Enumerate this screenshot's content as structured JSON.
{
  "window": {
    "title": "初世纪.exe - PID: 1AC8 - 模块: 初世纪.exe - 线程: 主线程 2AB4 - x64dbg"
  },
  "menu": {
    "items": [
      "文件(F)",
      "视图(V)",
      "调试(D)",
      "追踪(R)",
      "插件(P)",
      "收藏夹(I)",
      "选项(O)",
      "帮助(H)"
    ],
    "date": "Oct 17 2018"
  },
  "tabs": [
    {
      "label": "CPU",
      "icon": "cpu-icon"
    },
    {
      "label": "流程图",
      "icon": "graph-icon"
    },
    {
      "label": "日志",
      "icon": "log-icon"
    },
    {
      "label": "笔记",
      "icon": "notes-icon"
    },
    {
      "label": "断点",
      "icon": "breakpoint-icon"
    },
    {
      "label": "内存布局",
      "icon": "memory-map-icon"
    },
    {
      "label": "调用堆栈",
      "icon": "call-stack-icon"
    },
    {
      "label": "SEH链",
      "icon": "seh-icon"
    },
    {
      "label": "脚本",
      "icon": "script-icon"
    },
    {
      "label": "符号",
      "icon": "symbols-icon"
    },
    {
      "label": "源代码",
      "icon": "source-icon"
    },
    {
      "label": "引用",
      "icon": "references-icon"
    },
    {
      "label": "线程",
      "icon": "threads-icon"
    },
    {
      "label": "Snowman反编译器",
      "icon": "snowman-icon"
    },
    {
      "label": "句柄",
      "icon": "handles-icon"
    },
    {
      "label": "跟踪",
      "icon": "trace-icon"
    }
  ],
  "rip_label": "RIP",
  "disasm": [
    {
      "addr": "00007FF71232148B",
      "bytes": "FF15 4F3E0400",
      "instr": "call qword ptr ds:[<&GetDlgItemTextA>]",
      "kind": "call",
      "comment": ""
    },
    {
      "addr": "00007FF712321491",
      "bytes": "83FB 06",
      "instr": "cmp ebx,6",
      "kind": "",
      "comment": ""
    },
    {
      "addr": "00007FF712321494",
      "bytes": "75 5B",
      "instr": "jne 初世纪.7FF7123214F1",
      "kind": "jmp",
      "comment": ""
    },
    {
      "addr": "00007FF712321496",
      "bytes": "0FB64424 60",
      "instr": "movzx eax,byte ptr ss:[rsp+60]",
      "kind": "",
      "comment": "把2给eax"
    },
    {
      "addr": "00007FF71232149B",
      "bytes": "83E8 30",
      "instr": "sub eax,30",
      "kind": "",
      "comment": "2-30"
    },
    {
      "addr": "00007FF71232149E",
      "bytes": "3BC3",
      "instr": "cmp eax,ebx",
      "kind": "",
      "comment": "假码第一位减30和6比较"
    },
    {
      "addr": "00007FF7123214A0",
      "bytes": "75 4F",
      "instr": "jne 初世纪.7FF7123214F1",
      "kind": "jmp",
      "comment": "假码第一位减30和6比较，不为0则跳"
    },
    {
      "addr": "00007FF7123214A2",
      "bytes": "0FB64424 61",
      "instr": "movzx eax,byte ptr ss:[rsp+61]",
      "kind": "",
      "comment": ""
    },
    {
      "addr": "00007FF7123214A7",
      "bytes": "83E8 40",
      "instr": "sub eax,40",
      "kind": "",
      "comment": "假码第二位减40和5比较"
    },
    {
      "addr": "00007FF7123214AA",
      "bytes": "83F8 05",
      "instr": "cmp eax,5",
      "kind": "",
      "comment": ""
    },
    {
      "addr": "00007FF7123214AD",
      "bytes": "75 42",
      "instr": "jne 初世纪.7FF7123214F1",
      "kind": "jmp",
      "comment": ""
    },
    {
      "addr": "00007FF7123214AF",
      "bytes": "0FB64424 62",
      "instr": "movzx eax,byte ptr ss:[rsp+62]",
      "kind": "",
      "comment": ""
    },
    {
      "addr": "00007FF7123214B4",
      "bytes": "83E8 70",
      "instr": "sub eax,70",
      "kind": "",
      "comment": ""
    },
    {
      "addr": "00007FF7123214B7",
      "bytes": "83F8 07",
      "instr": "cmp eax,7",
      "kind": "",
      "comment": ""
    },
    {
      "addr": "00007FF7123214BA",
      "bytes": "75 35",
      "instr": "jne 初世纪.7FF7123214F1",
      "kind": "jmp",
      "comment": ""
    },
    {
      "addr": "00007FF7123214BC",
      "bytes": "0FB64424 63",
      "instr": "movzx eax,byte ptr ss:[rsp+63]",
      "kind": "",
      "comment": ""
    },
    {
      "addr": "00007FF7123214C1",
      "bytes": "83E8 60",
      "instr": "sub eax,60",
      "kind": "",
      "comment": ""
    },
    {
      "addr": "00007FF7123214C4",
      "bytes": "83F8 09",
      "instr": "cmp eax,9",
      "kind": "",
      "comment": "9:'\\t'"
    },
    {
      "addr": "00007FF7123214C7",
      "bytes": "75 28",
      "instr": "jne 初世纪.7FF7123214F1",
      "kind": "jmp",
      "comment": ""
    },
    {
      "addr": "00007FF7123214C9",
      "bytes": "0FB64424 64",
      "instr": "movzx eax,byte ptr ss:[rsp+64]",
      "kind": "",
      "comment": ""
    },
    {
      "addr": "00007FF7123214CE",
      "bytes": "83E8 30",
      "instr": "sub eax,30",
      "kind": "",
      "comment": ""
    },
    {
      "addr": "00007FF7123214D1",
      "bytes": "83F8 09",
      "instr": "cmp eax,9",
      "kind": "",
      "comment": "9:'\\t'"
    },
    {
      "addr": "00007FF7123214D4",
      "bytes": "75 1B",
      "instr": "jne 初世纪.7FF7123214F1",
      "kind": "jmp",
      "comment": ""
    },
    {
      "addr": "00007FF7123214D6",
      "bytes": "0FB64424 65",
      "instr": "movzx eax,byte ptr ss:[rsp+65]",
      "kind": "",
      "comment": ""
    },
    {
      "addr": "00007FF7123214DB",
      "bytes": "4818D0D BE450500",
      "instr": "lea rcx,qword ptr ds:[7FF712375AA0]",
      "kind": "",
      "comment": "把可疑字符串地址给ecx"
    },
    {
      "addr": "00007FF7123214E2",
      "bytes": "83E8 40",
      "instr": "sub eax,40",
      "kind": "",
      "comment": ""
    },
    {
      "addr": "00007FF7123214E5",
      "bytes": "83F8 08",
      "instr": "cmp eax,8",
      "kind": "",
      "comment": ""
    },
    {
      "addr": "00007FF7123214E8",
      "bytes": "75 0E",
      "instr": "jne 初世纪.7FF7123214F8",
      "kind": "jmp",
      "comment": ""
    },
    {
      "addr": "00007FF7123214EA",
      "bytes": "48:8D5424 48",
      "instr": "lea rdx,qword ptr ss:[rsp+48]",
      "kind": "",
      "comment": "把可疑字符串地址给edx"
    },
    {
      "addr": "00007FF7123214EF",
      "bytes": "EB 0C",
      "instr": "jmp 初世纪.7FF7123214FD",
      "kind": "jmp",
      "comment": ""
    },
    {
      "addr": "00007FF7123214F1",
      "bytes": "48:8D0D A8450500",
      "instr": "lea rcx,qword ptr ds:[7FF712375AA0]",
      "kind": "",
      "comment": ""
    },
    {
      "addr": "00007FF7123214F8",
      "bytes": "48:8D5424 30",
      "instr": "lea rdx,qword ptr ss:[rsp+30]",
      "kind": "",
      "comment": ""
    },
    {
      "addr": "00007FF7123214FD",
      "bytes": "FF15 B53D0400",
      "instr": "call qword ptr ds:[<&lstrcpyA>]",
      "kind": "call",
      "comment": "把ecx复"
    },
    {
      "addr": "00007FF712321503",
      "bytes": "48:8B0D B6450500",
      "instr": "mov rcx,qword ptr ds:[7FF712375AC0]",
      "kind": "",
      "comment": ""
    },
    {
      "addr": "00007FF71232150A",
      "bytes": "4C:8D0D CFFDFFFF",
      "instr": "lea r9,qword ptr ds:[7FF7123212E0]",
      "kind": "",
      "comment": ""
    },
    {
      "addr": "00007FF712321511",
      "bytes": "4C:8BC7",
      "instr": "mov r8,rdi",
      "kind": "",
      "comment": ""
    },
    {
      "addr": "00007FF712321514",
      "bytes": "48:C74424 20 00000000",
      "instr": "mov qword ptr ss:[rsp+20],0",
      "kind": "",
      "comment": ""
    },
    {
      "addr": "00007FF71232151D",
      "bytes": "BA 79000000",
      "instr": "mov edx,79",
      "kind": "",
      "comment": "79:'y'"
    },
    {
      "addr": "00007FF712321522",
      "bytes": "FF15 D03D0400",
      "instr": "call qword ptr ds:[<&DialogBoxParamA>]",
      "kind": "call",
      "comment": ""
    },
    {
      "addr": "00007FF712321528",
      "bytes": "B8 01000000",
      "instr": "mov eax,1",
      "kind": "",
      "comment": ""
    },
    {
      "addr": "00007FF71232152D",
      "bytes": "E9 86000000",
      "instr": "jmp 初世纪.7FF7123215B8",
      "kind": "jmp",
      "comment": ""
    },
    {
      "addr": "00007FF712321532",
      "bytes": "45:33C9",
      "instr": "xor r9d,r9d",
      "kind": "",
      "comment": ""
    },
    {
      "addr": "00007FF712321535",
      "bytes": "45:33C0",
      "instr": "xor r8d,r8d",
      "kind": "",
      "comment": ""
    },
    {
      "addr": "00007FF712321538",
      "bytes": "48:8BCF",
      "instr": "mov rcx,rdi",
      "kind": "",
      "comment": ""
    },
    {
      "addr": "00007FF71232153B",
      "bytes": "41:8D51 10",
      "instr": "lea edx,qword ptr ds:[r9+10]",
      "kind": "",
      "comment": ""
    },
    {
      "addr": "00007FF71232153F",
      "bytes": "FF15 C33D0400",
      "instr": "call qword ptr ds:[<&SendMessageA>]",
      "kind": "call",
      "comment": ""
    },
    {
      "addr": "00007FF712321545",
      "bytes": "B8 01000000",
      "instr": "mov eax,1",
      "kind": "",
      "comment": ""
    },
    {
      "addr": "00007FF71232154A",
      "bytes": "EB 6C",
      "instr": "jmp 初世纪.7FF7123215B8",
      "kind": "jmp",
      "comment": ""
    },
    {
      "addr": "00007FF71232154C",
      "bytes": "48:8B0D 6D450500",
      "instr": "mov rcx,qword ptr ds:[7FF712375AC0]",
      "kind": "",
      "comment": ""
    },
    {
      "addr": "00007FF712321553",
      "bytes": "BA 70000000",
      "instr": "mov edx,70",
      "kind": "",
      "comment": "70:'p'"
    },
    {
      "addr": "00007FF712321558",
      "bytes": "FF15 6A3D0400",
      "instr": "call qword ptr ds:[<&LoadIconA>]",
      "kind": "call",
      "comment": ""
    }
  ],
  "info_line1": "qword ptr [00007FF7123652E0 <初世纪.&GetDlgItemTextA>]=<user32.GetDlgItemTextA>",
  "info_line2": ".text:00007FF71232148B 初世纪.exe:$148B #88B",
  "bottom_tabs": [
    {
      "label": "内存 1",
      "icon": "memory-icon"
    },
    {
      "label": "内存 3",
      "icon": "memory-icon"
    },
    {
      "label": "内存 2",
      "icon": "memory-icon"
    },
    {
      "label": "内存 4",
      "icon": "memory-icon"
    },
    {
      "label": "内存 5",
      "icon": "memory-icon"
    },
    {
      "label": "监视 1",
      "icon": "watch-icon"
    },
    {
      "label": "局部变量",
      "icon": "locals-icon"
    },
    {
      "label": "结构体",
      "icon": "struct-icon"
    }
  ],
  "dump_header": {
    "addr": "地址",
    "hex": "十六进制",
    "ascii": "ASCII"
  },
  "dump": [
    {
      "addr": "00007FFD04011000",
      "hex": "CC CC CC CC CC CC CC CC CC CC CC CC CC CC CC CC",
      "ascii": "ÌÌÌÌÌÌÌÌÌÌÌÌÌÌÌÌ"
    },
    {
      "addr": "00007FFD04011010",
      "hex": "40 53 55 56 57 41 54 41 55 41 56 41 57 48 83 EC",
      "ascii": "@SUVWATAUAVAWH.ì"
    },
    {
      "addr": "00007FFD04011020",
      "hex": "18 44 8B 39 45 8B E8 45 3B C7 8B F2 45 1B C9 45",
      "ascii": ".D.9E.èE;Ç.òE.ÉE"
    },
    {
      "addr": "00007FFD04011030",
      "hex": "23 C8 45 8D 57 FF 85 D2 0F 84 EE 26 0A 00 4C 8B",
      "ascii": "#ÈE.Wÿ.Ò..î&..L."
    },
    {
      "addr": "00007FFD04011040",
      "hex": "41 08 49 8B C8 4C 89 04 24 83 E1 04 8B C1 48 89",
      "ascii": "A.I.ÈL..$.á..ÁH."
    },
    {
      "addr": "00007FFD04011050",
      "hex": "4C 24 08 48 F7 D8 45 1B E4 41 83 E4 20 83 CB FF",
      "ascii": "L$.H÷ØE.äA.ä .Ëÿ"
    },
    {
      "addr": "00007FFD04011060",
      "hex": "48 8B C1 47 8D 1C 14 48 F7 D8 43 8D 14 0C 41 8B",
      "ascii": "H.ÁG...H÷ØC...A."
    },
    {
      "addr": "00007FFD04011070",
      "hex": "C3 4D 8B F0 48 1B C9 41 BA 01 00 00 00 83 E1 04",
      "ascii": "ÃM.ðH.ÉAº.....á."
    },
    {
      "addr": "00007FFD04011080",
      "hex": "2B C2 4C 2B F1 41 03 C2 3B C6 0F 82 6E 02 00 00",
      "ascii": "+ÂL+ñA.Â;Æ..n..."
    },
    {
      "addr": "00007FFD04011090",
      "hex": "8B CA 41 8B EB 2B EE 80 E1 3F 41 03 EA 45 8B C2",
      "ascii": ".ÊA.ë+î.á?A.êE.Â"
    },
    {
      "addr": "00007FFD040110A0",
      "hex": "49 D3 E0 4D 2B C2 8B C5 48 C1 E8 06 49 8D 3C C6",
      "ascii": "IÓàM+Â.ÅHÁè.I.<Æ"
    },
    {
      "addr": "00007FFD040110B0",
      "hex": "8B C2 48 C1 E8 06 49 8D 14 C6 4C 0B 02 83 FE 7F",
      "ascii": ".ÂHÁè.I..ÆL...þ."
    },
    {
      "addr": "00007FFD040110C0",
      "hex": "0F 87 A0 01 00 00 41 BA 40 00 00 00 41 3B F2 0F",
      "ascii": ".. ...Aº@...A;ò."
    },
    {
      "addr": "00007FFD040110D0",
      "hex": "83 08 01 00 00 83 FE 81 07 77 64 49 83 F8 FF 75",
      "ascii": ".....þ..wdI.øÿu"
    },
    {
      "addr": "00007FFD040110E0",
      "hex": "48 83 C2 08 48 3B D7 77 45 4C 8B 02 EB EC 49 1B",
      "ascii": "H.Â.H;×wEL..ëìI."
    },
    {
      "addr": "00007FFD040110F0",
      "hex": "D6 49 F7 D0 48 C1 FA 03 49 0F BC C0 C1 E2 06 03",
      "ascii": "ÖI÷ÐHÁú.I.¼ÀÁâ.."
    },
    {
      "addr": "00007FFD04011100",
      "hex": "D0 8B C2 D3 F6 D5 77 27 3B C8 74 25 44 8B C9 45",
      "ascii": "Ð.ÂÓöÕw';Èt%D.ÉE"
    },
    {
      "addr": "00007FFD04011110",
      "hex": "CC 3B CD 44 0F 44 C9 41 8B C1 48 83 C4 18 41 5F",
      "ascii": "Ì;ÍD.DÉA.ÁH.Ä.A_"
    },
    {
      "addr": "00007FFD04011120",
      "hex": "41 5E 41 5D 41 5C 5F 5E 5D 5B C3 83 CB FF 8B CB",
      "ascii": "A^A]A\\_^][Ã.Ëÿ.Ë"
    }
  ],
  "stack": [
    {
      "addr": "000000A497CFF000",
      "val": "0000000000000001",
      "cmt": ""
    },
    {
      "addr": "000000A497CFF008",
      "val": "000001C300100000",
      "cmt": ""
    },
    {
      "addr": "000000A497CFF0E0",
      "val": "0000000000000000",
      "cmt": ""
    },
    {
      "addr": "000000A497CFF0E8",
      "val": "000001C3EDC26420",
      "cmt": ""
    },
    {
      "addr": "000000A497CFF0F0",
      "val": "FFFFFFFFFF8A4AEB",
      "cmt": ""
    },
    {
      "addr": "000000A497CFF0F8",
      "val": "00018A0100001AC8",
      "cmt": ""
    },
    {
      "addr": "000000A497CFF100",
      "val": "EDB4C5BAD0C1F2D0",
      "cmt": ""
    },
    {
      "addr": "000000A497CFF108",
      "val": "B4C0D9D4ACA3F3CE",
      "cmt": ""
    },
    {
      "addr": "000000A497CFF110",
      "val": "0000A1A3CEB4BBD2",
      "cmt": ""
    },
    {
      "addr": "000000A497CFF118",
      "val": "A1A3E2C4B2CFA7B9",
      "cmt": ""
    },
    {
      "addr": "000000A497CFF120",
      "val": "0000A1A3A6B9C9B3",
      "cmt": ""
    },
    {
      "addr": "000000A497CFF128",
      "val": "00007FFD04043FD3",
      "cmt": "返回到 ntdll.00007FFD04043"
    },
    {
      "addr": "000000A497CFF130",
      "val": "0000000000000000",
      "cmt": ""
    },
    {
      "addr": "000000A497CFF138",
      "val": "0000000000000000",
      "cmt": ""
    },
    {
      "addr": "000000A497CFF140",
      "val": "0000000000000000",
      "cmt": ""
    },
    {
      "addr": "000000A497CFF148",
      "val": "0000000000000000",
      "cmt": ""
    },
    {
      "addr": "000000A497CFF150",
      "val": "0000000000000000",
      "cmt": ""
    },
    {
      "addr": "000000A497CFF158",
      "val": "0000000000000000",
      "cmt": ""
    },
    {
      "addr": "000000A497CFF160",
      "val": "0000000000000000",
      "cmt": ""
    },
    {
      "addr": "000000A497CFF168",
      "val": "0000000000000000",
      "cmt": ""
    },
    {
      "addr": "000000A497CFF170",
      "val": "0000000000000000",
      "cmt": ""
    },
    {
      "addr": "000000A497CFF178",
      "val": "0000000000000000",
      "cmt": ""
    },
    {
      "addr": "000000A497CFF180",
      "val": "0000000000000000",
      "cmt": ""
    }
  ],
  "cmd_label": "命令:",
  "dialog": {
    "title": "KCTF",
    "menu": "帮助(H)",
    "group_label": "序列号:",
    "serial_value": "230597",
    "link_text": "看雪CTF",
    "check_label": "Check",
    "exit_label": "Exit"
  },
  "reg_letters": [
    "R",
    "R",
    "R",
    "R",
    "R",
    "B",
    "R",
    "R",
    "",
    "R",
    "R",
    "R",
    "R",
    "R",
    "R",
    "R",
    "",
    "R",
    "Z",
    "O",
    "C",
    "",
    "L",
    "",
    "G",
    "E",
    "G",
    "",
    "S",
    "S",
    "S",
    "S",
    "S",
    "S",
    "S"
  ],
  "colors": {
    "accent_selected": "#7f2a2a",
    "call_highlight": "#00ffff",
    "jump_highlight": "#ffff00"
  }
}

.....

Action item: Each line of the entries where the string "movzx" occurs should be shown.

Solution:
      "instr": "movzx eax,byte ptr ss:[rsp+60]",
      "instr": "movzx eax,byte ptr ss:[rsp+61]",
      "instr": "movzx eax,byte ptr ss:[rsp+62]",
      "instr": "movzx eax,byte ptr ss:[rsp+63]",
      "instr": "movzx eax,byte ptr ss:[rsp+64]",
      "instr": "movzx eax,byte ptr ss:[rsp+65]",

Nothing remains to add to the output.